Dataset rows for apps and sites
┄┄┄┄┄┄┄┄┄┄
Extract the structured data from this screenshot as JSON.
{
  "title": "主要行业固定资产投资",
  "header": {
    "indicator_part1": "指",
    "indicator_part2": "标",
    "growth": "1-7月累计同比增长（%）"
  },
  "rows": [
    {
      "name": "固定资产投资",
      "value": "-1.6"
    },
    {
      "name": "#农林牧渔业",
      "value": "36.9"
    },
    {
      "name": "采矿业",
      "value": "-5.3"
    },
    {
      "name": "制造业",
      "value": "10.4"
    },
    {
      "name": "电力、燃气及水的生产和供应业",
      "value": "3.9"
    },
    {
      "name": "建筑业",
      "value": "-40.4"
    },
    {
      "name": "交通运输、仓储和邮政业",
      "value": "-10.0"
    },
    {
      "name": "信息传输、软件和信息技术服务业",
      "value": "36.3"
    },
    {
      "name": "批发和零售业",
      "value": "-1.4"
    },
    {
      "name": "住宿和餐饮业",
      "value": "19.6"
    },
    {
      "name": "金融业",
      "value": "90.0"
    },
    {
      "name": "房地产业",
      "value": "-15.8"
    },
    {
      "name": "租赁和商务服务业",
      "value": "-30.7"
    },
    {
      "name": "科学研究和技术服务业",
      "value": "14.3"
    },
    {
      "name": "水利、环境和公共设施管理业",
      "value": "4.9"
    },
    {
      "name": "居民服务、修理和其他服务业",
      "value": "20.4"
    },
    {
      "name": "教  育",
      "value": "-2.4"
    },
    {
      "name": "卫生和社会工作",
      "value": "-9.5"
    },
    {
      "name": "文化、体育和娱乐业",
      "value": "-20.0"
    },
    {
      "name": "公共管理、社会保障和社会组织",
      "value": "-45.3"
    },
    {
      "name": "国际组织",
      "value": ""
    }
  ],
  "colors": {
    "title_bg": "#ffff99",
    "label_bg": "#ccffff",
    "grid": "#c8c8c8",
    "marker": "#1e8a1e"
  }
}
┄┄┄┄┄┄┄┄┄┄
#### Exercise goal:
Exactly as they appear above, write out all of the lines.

#### Exercise response:
Extract the structured data from this screenshot as JSON.
{
  "title": "主要行业固定资产投资",
  "header": {
    "indicator_part1": "指",
    "indicator_part2": "标",
    "growth": "1-7月累计同比增长（%）"
  },
  "rows": [
    {
      "name": "固定资产投资",
      "value": "-1.6"
    },
    {
      "name": "#农林牧渔业",
      "value": "36.9"
    },
    {
      "name": "采矿业",
      "value": "-5.3"
    },
    {
      "name": "制造业",
      "value": "10.4"
    },
    {
      "name": "电力、燃气及水的生产和供应业",
      "value": "3.9"
    },
    {
      "name": "建筑业",
      "value": "-40.4"
    },
    {
      "name": "交通运输、仓储和邮政业",
      "value": "-10.0"
    },
    {
      "name": "信息传输、软件和信息技术服务业",
      "value": "36.3"
    },
    {
      "name": "批发和零售业",
      "value": "-1.4"
    },
    {
      "name": "住宿和餐饮业",
      "value": "19.6"
    },
    {
      "name": "金融业",
      "value": "90.0"
    },
    {
      "name": "房地产业",
      "value": "-15.8"
    },
    {
      "name": "租赁和商务服务业",
      "value": "-30.7"
    },
    {
      "name": "科学研究和技术服务业",
      "value": "14.3"
    },
    {
      "name": "水利、环境和公共设施管理业",
      "value": "4.9"
    },
    {
      "name": "居民服务、修理和其他服务业",
      "value": "20.4"
    },
    {
      "name": "教  育",
      "value": "-2.4"
    },
    {
      "name": "卫生和社会工作",
      "value": "-9.5"
    },
    {
      "name": "文化、体育和娱乐业",
      "value": "-20.0"
    },
    {
      "name": "公共管理、社会保障和社会组织",
      "value": "-45.3"
    },
    {
      "name": "国际组织",
      "value": ""
    }
  ],
  "colors": {
    "title_bg": "#ffff99",
    "label_bg": "#ccffff",
    "grid": "#c8c8c8",
    "marker": "#1e8a1e"
  }
}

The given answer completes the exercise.